SOMEONE once said many many moons ago, that the best fishing was to be found in print!
Then, as a keen young angler, my initial reaction to the statement was to dismiss it out of hand, thinking it had been uttered by an angling scribe wanting to blow his own trumpet.
I couldn't have been more wrong and it did not take me long to realise the depth of wisdom in those words and to appreciate the immense pleasure one may gain from reading a good piece of prose or poetry about angling.
Recently, I was one of a group of anglers invited by an angling periodical to list my top-10 angling books and to briefly give the reason for my choice.
I decided to divide my choice into two sections.
Under section one, came the how-to-do-it books which keep anglers updated with all modern trends and any new developments in the angling world. Under section two, were the books that I love to read time and time again, primarily because they give such wonderful accounts of fishing and demonstrate what a pleasurable activity it is.
As it was an English periodical, I had to confine my choice to English books.
But there are books written in Welsh that also provide me with sheer enjoyment.
However, on reading the periodical I was surprised that many of the books chosen by others within the invited group had not appealed to me and there were several that I had not even read.
One has to admit that the English angling literature is pretty extensive and I doubt if any other hobby or leisure activity can compete with angling in its literature.
It seems that over the centuries the top book sale-wise has been the Bible.
And in close second a book on angling entitled, The Compleat Angler written in 1653 by Isaac Walton.
I first read this marvellous book when in my teens and still read it now - and yes it was on my list.
A good book never grows old as in every reading something new appears to take your fancy.
An extract like this is so well written, so descriptive and so memorable: "A fine dressed dish of fish or a rich drink he pronounced too good for any but anglers or very honest men. All that are lovers of virtue and dare trust in providence be quiet and go angling and sit on cowslip banks, hear the birds sing and possess ourselves in as much quietness as these silent silver streams which we now see glide so quietly by us" Also in my list was A Man May Fish by Kingsleigh Moore and A Fly Fisher's Life by Charles Ritz (the great hotelier).
My other favourites were on sewin fishing as the sewin is my favourite fish, though surprisingly in terms of angling literature, not much has been written about this enigmatic fish so revered here in Wales.
Dafydd ap Gwilym, the greatest of Welsh poets and the most renowned poet in Europe in the Middle Ages wrote an ode to the salmon greeting it as a messenger that would go to his mistress and tell her of his profound love for her.
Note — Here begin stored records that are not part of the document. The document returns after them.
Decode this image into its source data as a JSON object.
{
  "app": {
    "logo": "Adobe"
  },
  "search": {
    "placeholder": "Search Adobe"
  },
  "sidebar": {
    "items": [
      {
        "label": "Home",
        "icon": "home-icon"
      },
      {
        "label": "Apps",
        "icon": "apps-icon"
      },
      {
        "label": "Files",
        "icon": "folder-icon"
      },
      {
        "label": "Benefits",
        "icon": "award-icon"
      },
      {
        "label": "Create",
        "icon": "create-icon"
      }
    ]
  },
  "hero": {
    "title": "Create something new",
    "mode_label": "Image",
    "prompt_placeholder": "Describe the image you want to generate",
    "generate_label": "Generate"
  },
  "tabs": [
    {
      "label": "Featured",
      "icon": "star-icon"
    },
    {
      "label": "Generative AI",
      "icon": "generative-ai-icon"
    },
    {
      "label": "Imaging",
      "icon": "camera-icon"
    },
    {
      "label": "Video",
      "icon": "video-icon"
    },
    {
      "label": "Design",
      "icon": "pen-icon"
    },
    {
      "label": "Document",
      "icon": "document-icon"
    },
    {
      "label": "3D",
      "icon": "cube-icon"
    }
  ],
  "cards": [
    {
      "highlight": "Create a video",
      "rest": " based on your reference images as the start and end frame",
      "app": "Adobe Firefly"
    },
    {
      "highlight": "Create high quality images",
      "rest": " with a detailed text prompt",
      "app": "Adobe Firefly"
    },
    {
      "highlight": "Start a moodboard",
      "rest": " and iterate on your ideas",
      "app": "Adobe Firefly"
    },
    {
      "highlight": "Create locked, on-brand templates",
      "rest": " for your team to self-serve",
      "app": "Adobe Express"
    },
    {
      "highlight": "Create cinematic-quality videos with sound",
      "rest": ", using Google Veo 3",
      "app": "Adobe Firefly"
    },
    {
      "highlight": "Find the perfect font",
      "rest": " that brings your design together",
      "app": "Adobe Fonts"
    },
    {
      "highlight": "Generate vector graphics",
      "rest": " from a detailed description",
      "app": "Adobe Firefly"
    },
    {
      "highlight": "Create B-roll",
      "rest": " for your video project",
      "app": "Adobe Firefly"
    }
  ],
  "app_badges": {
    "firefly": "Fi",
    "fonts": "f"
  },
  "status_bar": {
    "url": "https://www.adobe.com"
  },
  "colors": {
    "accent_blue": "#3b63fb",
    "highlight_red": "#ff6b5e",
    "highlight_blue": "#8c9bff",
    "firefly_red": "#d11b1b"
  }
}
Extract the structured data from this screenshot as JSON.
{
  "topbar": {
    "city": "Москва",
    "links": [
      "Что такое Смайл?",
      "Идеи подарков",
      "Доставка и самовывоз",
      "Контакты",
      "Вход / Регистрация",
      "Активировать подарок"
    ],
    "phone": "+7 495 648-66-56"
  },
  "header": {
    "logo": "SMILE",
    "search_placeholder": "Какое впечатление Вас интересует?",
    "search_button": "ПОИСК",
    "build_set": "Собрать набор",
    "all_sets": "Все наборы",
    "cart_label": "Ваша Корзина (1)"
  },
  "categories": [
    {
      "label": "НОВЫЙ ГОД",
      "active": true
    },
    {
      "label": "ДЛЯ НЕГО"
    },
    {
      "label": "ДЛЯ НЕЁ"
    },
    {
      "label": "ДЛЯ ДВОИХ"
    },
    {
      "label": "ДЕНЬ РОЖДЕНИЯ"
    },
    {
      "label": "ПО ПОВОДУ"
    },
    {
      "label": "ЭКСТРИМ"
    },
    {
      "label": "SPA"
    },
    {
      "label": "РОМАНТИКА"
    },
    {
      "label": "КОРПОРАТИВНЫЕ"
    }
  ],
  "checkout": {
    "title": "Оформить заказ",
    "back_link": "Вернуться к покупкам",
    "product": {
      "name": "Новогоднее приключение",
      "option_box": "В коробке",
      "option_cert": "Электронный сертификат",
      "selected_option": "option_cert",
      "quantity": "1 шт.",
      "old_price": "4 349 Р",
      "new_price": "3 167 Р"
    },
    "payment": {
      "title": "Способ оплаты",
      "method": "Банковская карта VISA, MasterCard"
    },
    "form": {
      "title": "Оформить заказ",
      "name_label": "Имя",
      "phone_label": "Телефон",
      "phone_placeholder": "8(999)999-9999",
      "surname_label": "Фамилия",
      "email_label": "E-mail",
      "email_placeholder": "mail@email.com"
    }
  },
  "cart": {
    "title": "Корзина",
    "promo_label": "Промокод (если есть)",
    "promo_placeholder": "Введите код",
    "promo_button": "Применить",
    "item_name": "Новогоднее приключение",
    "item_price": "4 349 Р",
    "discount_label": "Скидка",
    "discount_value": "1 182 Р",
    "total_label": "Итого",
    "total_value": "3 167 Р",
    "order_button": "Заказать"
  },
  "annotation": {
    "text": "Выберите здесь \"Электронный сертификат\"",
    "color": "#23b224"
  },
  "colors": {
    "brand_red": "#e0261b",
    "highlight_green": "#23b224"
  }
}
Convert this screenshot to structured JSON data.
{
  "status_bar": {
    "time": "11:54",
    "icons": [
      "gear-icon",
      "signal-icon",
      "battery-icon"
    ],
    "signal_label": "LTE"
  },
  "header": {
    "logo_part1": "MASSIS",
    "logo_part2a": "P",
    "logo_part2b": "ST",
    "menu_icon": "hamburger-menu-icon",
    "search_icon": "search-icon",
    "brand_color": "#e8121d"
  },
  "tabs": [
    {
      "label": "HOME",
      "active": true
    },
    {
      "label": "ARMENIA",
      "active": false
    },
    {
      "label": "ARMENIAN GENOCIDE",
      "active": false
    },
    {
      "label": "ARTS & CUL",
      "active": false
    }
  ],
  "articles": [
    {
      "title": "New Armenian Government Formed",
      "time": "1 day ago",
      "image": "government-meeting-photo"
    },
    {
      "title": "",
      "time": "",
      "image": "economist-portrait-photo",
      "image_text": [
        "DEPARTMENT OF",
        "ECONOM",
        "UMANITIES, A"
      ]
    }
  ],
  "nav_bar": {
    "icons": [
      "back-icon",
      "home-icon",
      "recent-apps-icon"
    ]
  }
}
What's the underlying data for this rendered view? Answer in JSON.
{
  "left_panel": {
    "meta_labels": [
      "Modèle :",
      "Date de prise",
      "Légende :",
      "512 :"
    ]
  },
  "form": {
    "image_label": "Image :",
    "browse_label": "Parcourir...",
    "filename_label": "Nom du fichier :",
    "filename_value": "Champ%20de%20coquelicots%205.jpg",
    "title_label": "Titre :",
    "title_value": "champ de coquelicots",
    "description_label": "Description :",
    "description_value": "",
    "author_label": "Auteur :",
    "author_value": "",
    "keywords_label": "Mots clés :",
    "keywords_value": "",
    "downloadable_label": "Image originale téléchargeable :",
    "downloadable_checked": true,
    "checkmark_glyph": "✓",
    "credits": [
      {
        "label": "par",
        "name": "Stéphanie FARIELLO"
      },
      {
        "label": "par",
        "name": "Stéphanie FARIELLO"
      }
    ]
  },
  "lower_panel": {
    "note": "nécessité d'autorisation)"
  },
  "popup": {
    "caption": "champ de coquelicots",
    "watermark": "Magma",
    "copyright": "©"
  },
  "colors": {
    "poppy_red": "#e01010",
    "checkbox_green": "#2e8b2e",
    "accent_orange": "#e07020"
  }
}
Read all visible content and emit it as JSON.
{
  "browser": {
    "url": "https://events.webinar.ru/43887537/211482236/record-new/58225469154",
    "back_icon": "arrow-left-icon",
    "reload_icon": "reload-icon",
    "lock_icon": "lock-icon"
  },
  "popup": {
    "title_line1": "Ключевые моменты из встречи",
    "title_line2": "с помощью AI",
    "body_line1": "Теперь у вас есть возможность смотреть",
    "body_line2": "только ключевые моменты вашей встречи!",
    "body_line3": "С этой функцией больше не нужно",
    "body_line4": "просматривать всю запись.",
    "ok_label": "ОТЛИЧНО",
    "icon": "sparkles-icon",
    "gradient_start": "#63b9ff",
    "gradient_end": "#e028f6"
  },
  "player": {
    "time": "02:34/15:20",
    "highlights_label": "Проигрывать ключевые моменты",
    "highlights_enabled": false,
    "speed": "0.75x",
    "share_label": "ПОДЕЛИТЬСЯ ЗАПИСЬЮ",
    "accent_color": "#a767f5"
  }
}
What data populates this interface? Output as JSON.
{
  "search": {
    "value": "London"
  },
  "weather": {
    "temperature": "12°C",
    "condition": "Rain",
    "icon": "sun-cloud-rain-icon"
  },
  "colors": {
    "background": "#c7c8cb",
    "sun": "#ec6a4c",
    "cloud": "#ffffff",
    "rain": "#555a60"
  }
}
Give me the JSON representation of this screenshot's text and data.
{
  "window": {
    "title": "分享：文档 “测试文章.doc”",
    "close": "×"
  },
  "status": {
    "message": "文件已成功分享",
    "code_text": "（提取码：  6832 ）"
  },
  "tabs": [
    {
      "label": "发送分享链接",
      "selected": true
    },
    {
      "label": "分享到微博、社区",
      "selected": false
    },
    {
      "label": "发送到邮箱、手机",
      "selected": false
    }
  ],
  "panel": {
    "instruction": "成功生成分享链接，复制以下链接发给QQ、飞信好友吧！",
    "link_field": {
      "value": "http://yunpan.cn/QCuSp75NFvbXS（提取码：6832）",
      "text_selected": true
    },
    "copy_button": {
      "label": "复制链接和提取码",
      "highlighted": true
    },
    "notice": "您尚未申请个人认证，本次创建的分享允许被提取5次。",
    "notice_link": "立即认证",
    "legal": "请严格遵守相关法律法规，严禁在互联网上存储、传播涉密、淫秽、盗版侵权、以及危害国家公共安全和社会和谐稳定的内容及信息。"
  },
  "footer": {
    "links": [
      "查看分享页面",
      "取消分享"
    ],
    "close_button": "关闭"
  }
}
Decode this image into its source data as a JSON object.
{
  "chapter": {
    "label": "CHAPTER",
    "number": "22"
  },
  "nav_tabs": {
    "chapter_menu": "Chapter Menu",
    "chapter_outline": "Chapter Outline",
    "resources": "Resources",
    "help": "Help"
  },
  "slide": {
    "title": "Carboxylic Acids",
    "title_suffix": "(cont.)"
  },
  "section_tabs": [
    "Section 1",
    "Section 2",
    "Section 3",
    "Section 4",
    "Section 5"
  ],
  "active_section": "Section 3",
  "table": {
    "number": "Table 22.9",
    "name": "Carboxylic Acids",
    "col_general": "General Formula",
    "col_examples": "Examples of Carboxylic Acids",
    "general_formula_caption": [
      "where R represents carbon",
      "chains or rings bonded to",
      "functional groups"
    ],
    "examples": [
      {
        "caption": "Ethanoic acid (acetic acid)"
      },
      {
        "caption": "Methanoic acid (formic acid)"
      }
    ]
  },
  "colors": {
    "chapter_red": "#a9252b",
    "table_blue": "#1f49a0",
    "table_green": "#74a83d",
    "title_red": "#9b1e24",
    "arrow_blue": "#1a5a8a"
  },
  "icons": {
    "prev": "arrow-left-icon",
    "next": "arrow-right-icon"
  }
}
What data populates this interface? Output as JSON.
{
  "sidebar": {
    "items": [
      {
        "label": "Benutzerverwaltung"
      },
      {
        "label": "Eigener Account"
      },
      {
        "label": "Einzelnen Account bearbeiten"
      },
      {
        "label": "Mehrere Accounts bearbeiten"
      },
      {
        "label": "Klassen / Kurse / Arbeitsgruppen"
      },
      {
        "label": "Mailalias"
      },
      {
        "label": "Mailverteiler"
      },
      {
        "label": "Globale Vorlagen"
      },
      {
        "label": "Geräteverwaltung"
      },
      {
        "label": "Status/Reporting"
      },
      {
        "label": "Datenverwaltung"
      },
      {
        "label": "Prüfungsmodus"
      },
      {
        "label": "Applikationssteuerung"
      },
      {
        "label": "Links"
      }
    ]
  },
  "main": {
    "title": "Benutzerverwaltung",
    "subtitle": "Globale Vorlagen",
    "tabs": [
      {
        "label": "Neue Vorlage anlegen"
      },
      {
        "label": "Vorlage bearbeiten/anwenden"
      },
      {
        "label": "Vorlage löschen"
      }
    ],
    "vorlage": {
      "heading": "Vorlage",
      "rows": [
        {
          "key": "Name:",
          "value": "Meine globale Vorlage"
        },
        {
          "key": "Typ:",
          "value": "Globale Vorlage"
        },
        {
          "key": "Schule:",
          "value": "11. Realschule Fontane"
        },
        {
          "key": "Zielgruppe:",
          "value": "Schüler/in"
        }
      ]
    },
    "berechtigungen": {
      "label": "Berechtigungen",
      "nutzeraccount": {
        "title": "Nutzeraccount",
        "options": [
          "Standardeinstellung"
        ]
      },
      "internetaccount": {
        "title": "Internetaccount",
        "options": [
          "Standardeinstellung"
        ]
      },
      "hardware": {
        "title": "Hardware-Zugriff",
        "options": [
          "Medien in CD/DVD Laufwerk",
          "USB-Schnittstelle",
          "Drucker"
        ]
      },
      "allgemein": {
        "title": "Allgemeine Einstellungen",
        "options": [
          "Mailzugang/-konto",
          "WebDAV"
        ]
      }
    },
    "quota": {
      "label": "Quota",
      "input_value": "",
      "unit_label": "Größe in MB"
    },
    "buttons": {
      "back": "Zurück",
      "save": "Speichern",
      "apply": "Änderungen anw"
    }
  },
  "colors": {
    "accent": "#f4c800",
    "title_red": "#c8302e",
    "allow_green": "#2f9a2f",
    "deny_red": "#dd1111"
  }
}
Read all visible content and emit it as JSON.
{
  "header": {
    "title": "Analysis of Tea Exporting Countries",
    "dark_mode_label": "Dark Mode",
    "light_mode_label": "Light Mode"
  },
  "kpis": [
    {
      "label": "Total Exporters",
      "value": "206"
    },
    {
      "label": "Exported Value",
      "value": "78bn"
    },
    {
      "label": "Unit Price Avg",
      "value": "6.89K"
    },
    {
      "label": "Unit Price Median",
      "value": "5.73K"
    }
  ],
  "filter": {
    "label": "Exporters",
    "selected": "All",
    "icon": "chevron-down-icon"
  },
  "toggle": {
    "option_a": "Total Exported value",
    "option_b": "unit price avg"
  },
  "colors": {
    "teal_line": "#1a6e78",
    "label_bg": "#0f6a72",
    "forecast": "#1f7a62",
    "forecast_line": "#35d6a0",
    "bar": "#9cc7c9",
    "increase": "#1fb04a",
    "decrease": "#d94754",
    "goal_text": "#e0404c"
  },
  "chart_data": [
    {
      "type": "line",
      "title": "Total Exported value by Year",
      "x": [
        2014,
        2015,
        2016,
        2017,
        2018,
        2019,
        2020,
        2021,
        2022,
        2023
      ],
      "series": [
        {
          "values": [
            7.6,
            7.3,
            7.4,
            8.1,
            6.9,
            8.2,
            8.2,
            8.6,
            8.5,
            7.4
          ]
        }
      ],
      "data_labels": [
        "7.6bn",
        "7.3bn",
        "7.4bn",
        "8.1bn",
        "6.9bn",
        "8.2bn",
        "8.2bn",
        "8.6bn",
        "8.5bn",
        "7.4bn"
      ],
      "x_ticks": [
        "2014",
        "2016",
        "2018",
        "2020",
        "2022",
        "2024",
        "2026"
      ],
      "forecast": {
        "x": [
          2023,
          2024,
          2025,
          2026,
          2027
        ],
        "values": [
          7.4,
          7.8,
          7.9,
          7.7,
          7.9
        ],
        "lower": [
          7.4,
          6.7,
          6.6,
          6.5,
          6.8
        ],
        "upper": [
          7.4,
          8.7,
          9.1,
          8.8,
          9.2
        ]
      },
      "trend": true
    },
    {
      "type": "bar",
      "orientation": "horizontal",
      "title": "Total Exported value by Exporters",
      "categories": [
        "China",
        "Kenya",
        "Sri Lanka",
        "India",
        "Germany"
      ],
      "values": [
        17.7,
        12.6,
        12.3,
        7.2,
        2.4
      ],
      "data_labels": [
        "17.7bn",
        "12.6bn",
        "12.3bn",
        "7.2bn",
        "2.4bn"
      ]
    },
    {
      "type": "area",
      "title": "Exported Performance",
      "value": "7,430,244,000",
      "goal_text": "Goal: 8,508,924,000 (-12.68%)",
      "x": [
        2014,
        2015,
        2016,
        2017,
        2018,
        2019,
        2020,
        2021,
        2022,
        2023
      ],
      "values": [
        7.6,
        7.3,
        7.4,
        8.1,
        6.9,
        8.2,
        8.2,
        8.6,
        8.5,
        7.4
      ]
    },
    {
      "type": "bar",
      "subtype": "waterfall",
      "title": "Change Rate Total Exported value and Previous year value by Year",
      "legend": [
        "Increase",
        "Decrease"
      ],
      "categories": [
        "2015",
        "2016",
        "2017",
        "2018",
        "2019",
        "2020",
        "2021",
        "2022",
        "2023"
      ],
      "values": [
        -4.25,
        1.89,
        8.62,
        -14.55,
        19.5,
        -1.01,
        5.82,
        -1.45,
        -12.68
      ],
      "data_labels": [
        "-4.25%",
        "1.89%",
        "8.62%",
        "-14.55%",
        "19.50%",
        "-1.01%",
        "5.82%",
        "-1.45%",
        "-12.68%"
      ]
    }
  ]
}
His descriptions reveal his intimate knowledge of fishing and how in those days flies were used in the chase for salmon.
In the 1900s, two well-known Welsh poets who were also keen anglers wrote passionately about their hobby.
I refer to Dewi Emrys and Cynan both of whom were leading poets of their day and whose works have done Wales proud.
Dewi Emrys from Talgarreg fished the Teifi and was also a master fly dresser. His poetry has a unique quality reflecting with warmth and vivid descriptions and images the joys of angling.
Likewise, his fishing partner Cynan who also fished the Teifi as well as the rivers and lakes in North Wales. The quality of his verse is second-to-none and some of his lyrics have been translated into English.
His sentiment about returning from Paradise to fish the Teifi is very moving as he addresses his former sewin fishing partner with the words: "Fear not if I steal to your side as of yore "From Paradise streams to fish Teifi once more."
Although we live in a small nation, we can be proud when looking at the history of the printed word here in Wales.
In 1655 Henry Vaughan of Llansantffraed, near Brecon wrote a Sonnet to the Salmon - in Latin - to be translated later into English. It ends with what must surely be a great line of poetry; it describes the salmon on its way up-river coming face-to-face with an angler with a fly ready to deceive it.
"The weir is the world; the salmon - man; and the featherdeceit".
The written word can be so profound and can open one's eyes to untold joys.
The winter months are long and cold but they do give us the opportunity to leaf through our angling books and possibly realise that the best fishing is indeed there - in print!
A small selection of Moc's read-again books